Western Museum Collections of Wayang Kulit, Indonesian Shadow Theatre Puppets, reflect over a centuries history of colonial and ethnocentric behaviour in European and American Museum Practice. In fact, the debate they evoke is very particular. On the one hand, Wayang Kulit figures do not form part of any repatriation discourse. On the other hand, they represent an example of non-Western heritage which is still vividly being practised today, particularly in Java and Bali. More so, Wayang Kulit figures have an exceptional representational value in Indonesia and are rigorously cited in all imaginable art forms: fine arts, graphic design, film, theatre, dance choreography, novelists, comics, etc. For these reasons, the Western inclination to consider and thus treat Wayang Kulit figures as ‘dead’ or ‘lifeless’ museum objects, ‘frozen in time’ seems rather unethical. In general, can it be ethical to assert that having changed its owner, an item of heritage also receives a new meaning, a Western, scientifically objective, documentary meaning? Excluding an item's original significance from the decision-making process is common (ethnocentric) museum practice. Hence, Wayang Kulit figures are often classified incorrectly, identified wrongly, conserved and stored ineptly and exhibited one-sidedly. For individuals with a sincere emotional affiliation forwards these artworks, the reality of Western Wayang Kulit collections evokes concern and slight indignation.
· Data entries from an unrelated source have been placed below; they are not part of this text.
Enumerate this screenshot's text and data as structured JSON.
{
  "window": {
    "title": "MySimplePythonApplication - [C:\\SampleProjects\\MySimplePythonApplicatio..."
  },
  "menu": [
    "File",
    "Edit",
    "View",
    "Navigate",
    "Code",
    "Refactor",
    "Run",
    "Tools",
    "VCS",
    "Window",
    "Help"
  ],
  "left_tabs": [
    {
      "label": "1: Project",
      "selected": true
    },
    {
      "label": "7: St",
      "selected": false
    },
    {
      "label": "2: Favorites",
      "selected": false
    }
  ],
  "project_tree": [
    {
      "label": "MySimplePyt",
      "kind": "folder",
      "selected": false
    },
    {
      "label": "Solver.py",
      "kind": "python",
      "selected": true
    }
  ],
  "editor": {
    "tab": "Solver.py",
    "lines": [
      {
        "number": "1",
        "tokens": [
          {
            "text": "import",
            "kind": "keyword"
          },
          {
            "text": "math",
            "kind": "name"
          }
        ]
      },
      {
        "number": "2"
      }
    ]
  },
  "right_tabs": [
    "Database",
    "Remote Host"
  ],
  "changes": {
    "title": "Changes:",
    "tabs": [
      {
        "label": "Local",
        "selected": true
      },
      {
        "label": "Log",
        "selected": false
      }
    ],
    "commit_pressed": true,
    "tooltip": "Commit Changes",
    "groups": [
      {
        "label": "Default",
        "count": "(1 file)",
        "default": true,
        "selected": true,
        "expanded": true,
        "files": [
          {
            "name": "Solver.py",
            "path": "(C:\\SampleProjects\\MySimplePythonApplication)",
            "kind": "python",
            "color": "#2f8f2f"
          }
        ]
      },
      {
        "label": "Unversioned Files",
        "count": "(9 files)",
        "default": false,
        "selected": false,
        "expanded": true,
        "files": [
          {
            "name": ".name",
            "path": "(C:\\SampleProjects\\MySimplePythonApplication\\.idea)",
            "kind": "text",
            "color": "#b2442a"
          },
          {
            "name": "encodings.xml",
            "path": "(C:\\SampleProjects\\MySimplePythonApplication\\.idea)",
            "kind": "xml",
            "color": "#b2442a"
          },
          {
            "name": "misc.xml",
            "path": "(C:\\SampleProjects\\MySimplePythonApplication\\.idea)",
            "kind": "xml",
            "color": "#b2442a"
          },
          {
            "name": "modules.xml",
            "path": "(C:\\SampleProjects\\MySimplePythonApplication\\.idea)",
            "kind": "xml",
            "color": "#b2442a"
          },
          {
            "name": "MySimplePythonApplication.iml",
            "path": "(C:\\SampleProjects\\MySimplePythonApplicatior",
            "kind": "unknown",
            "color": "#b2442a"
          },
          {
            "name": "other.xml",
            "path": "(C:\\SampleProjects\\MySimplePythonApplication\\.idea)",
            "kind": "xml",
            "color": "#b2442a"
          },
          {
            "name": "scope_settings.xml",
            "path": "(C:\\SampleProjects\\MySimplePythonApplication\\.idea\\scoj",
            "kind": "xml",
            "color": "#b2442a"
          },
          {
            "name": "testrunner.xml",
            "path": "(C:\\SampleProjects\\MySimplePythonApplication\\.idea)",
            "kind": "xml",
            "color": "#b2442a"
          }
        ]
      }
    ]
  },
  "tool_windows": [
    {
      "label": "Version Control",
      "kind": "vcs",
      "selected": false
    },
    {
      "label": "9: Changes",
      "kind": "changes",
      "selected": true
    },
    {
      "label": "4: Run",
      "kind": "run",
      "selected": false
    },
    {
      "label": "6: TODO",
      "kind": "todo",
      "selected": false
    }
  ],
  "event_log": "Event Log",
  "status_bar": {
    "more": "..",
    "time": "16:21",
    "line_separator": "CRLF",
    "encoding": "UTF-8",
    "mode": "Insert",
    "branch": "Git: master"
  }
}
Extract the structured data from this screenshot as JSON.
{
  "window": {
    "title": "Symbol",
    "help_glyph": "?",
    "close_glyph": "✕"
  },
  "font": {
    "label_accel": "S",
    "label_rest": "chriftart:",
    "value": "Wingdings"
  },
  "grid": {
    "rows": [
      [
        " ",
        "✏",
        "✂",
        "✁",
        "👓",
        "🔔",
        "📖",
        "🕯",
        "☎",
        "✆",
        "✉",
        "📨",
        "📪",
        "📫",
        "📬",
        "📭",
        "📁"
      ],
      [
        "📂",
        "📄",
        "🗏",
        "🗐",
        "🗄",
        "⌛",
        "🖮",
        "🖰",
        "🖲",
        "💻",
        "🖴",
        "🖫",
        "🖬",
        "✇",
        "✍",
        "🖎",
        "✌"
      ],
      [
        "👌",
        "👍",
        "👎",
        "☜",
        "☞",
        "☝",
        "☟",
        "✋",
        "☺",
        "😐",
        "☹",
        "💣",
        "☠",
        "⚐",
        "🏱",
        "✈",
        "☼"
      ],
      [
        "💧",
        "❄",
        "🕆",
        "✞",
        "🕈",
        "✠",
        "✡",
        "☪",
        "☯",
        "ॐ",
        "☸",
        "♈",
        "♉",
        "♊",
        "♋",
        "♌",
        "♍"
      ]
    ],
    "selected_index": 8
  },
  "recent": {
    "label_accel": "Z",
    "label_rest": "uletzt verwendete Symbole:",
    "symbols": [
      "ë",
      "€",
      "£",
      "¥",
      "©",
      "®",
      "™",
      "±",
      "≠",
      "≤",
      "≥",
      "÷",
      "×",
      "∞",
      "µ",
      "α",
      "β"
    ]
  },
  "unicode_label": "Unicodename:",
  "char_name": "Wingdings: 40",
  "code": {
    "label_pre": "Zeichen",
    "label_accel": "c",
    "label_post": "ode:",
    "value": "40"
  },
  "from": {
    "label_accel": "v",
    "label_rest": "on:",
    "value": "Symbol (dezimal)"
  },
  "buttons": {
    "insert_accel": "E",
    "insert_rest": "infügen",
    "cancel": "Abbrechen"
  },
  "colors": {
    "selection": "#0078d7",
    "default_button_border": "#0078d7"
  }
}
This debate obviously goes beyond Wayang Kulit collections in particular. It wishes to create an awareness for the necessity of transcultural museum values and interdisciplinary cooperation of Western Museum Staff, especially between conservators (or restorers) and curators.